== Material provided ==
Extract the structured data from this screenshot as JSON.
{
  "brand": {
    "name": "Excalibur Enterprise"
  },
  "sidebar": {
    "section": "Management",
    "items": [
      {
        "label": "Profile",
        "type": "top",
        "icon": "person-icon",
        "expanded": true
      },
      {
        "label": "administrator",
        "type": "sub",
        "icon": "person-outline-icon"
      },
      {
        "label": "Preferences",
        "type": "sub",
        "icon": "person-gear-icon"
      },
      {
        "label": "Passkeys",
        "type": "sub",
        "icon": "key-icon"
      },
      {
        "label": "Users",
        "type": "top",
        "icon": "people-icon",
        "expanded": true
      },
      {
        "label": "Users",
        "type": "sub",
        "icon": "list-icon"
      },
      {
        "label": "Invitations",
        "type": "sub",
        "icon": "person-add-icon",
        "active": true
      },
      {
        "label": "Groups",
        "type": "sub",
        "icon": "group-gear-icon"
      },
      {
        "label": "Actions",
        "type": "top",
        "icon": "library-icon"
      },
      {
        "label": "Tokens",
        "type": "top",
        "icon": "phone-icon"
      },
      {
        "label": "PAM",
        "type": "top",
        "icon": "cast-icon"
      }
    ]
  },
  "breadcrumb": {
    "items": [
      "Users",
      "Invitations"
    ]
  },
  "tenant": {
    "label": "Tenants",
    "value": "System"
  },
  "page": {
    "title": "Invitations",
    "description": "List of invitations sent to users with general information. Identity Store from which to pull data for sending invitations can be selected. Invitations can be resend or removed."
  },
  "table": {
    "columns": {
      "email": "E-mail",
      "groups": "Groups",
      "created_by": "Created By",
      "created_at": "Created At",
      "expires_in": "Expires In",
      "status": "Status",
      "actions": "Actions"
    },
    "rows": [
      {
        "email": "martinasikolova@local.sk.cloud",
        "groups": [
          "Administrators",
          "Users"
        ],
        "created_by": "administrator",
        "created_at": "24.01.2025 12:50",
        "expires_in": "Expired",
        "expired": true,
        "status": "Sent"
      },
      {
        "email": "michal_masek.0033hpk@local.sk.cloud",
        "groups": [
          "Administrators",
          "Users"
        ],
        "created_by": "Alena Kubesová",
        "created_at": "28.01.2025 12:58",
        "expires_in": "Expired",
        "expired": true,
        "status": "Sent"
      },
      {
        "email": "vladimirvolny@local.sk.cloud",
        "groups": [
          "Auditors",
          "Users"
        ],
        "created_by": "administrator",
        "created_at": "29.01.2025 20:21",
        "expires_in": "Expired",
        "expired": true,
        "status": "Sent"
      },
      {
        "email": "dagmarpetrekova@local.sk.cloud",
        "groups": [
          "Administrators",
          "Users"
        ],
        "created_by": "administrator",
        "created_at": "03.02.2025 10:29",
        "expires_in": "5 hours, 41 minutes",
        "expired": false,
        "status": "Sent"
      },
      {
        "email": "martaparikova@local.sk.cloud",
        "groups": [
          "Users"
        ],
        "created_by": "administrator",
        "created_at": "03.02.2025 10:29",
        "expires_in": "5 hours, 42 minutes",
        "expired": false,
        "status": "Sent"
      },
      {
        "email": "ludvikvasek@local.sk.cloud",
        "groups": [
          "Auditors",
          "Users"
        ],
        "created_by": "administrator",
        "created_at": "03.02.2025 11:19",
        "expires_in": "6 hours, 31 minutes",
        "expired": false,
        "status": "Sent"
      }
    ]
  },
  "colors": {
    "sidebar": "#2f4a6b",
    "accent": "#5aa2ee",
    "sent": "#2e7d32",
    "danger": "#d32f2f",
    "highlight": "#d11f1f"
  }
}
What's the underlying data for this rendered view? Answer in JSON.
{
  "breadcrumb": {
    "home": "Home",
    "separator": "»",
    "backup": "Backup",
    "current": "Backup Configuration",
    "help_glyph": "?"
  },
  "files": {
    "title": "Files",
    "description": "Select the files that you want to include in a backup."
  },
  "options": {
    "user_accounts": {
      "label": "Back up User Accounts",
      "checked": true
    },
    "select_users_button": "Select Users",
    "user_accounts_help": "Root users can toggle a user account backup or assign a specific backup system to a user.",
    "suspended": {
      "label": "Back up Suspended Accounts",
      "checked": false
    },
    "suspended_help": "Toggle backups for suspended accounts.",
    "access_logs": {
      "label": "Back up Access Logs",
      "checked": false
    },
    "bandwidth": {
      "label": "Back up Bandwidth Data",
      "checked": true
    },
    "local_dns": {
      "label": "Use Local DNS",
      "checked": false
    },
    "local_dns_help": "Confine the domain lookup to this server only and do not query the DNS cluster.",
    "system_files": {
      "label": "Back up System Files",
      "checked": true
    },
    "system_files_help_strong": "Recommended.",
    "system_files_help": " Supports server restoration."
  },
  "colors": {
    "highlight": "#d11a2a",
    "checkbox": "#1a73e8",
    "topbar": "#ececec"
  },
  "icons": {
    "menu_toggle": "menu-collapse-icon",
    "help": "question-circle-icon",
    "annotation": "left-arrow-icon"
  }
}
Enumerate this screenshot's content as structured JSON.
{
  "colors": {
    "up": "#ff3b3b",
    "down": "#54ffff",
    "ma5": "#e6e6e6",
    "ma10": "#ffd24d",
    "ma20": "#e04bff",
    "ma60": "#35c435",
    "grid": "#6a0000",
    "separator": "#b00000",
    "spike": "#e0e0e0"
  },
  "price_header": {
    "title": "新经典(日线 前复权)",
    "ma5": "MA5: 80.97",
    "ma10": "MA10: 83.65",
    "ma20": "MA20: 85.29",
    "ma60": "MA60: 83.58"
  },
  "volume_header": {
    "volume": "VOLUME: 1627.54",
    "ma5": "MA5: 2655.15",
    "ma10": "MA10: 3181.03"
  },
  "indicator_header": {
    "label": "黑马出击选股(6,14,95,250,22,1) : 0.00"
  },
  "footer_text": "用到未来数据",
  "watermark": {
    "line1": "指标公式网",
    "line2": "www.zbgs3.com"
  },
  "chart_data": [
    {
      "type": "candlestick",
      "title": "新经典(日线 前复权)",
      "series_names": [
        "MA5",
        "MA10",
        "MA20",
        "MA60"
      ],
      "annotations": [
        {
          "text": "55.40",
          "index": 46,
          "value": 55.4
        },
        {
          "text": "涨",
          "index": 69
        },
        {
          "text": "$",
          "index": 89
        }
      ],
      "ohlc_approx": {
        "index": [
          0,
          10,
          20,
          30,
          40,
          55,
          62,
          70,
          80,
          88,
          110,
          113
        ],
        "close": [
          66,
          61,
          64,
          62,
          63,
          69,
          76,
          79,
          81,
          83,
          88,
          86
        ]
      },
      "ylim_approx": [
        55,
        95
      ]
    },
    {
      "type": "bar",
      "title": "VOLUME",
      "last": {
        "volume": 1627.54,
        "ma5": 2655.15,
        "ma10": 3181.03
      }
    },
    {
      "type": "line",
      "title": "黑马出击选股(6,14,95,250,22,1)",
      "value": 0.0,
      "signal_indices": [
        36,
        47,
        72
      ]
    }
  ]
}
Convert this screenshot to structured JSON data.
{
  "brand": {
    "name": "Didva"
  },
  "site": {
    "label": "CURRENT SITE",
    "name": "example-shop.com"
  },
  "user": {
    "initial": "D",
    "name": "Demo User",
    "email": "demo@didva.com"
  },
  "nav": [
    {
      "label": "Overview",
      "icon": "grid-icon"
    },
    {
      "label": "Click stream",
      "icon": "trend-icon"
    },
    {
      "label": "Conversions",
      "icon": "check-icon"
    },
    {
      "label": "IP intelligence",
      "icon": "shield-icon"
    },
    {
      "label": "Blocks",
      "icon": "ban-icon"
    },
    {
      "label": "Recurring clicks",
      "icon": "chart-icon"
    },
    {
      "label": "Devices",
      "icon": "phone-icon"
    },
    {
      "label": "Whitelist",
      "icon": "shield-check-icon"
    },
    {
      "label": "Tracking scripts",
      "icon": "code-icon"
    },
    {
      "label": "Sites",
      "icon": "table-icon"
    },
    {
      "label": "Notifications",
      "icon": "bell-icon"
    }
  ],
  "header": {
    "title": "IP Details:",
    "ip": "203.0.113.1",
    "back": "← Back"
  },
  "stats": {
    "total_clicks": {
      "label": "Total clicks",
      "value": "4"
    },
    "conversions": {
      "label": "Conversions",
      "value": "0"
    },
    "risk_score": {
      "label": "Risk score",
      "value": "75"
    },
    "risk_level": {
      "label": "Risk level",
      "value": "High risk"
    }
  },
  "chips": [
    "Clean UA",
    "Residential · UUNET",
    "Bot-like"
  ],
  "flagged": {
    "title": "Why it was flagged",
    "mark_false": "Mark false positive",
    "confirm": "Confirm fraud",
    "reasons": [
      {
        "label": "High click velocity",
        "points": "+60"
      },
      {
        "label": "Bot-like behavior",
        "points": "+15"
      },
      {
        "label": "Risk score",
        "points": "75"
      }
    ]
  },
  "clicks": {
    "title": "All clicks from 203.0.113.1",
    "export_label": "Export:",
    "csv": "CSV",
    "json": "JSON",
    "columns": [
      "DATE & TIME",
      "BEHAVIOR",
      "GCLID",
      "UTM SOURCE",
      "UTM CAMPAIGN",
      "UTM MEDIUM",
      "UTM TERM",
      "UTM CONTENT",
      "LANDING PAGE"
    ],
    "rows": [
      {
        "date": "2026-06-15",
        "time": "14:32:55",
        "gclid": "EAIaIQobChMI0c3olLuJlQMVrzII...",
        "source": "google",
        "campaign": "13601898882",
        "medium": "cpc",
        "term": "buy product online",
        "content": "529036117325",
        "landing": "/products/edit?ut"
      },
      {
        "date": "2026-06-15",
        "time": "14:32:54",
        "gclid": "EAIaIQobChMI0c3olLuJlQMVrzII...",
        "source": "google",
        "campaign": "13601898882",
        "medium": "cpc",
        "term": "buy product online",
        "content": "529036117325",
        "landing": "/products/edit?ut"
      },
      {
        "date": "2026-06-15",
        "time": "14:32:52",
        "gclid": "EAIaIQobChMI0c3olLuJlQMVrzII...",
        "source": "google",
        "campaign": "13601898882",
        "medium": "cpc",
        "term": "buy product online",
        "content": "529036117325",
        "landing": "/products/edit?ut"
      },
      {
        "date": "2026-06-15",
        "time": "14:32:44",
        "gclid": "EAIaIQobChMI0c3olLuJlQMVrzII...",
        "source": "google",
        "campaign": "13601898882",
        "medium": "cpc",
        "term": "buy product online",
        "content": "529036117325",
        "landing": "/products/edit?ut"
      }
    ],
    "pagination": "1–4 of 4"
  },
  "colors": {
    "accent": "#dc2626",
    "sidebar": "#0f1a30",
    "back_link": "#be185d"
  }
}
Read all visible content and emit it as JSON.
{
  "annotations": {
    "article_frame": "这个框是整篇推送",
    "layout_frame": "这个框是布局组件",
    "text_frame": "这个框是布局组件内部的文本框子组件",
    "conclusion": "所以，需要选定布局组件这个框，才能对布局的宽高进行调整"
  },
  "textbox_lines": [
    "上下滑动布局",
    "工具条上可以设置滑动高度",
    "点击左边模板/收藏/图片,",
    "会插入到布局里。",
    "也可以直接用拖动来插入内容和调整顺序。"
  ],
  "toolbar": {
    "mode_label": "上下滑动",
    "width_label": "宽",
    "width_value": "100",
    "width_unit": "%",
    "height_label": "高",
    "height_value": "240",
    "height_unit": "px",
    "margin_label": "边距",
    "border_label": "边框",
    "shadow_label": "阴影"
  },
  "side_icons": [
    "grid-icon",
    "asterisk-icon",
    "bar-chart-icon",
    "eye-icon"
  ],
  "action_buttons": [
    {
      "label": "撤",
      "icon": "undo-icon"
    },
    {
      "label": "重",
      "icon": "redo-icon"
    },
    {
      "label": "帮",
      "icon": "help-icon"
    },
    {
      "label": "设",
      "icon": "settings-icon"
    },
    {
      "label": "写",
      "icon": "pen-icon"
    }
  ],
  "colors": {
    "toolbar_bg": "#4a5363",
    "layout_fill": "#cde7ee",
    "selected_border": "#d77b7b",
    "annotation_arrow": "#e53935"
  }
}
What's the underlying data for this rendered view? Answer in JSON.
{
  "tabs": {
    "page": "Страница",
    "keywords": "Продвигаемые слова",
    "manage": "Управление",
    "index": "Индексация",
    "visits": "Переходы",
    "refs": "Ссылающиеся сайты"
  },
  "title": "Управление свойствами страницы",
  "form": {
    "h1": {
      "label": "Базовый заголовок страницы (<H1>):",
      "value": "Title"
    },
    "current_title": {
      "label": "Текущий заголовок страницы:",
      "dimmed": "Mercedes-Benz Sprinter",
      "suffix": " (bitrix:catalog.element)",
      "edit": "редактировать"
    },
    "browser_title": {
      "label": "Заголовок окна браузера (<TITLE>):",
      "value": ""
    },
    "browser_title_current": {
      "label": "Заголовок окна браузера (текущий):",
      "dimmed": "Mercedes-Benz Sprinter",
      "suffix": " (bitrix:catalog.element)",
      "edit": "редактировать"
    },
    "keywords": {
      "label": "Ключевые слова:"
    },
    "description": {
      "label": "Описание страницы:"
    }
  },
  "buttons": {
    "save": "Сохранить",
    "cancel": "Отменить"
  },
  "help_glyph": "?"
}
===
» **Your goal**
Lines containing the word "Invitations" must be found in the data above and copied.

» **Exercise answer**
        "label": "Invitations",
      "Invitations"
    "title": "Invitations",
    "description": "List of invitations sent to users with general information. Identity Store from which to pull data for sending invitations can be selected. Invitations can be resend or removed."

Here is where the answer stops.